Chicago


In 1924 Chicago, Belva Gaertner, a cabaret singer, allegedly shot a man in her car. Less than a month later, Mrs. Beulah Annan killed a man who “tried to make love to her” then played a foxtrot record for two hours. Both were acquitted after trials which were covered extensively in the local press, notably by Chicago Tribune journalist Maurine Watkins, who eventually adapted her tongue-in-cheek reports into a book and a play. This led to three film versions, a 1928 DeMille production, a 1942 Ginger Rogers vehicle and now this big Miramax movie, which mostly takes off from the 1975 Broadway musical created by legendary choreographer Bob Fosse and composers John Kander and Fred Ebb. Now that’s a lot of source material and back-story, but how does the actual film fare on its own?

(wild bebop beats kick in)

5, 6, 7, 8
“Chicago” is taking over the state!
Don’t you…

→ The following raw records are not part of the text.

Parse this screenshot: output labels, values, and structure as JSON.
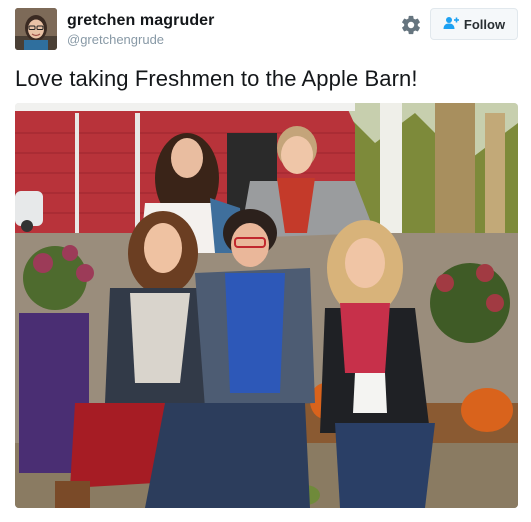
{
  "user": {
    "display_name": "gretchen magruder",
    "handle": "@gretchengrude",
    "avatar_icon": "profile-photo"
  },
  "actions": {
    "settings_icon": "gear-icon",
    "follow_label": "Follow",
    "follow_icon": "add-user-icon"
  },
  "tweet": {
    "text": "Love taking Freshmen to the Apple Barn!"
  },
  "media": {
    "description_icon": "photo",
    "colors": {
      "barn_red": "#b8333a",
      "sky": "#dfe6e8",
      "ground": "#9a8d7c"
    }
  },
  "colors": {
    "brand_blue": "#1da1f2",
    "text_primary": "#14171a",
    "text_secondary": "#8899a6",
    "button_border": "#e1e8ed"
  }
}
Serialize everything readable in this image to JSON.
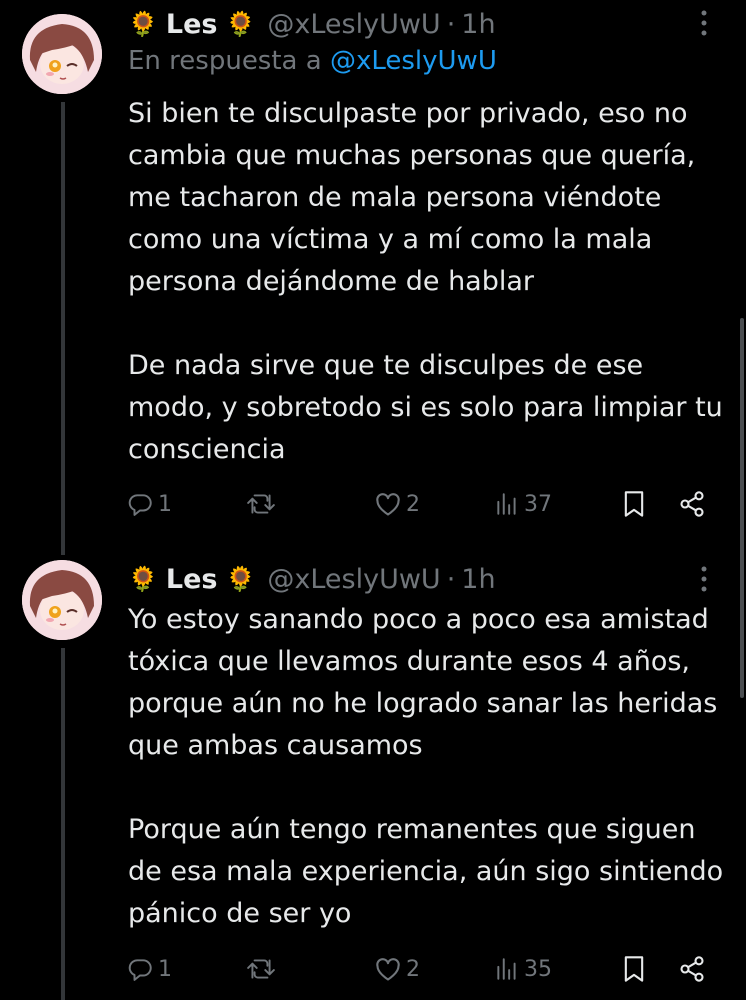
{
  "tweets": [
    {
      "author": {
        "name": "Les",
        "flower": "🌻",
        "handle": "@xLeslyUwU"
      },
      "separator": "·",
      "time": "1h",
      "reply": {
        "prefix": "En respuesta a",
        "mention": "@xLeslyUwU"
      },
      "paragraphs": [
        "Si bien te disculpaste por privado, eso no cambia que muchas personas que quería, me tacharon de mala persona viéndote como una víctima y a mí como la mala persona dejándome de hablar",
        "De nada sirve que te disculpes de ese modo, y sobretodo si es solo para limpiar tu consciencia"
      ],
      "stats": {
        "replies": "1",
        "retweets": "",
        "likes": "2",
        "views": "37"
      }
    },
    {
      "author": {
        "name": "Les",
        "flower": "🌻",
        "handle": "@xLeslyUwU"
      },
      "separator": "·",
      "time": "1h",
      "paragraphs": [
        "Yo estoy sanando poco a poco esa amistad tóxica que llevamos durante esos 4 años, porque aún no he logrado sanar las heridas que ambas causamos",
        "Porque aún tengo remanentes que siguen de esa mala experiencia, aún sigo sintiendo pánico de ser yo"
      ],
      "stats": {
        "replies": "1",
        "retweets": "",
        "likes": "2",
        "views": "35"
      }
    }
  ],
  "icons": {
    "reply": "reply-icon",
    "retweet": "retweet-icon",
    "like": "heart-icon",
    "views": "views-icon",
    "bookmark": "bookmark-icon",
    "share": "share-icon",
    "more": "more-icon"
  },
  "colors": {
    "background": "#000000",
    "text": "#e7e9ea",
    "muted": "#71767b",
    "link": "#1d9bf0",
    "thread_line": "#333639"
  }
}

Aaah, screw it. I was gonna write this review as a song, but by now half the critics are probably doing the same thing. And as I’m hardly passionate about the film (and a lazy, lazy man more often than not anyway), I’ll just get to the point. All this Oscar buzz, “catch the phenomenon”, Best Picture of the Year! buzz is wildly out of proportion. Is “Chicago” fun? Kind of, but no more than Showgirls, to which it’s surprisingly similar. Dumb blonde wants to be a star dancer in big stage shows, she butts heads with a bitchy brunette, spastic dancing and rampant amorality ensue. Add a bunch of murders, musical numbers and a big trial scene and you’ve got “Chicago”.

It’s not that I’m against over-the-top frivolity or musicals in general. I did put Moulin Rouge! at the top of my Top Ten last year, and I love all those classic MGM musicals. But while those had an endearing sense of Technicolor innocence and incredibly graceful dancing by geniuses like Gene Kelly and Fred Astaire, “Chicago” chokes on its own cynicism and while Catherine Zeta-Jones is awesome in a supporting role, the leads are disappointing. Richard Gere is as stiff as ever as sleazy lawyer Billy Boyd, and as adorable as Renee Zellweger can be when she plays the ditzy girl-next-door, a star she is not. She’s not much of a singer or a dancer and she just doesn’t have that incendiary charisma that would make her numbers come alive. She’s not even attractive, she’s way too skinny, she’s more like a teenage boy than a woman. I found her much sexier in Bridget Jones’ Diary, personally.

Rob Marshall’s film is loud and brash, but not particularly inspired. There’s incisive satire of the justice system, the media and showbiz somewhere in there, but even the biggest “Chicago” fans must admit that it’s rather thin. At least they can revel in songs they love… Me? Not so much. Quasi-jazzy ‘20s-style show tunes are not my cup of tea, and while “Cell Block Tango” and “They Both Reached for the Gun” are pretty catchy, you won’t see me running to buy the soundtrack album. For all its pretensions of “razzle-dazzle”, most of “Chicago” is actually hohum-humdrum.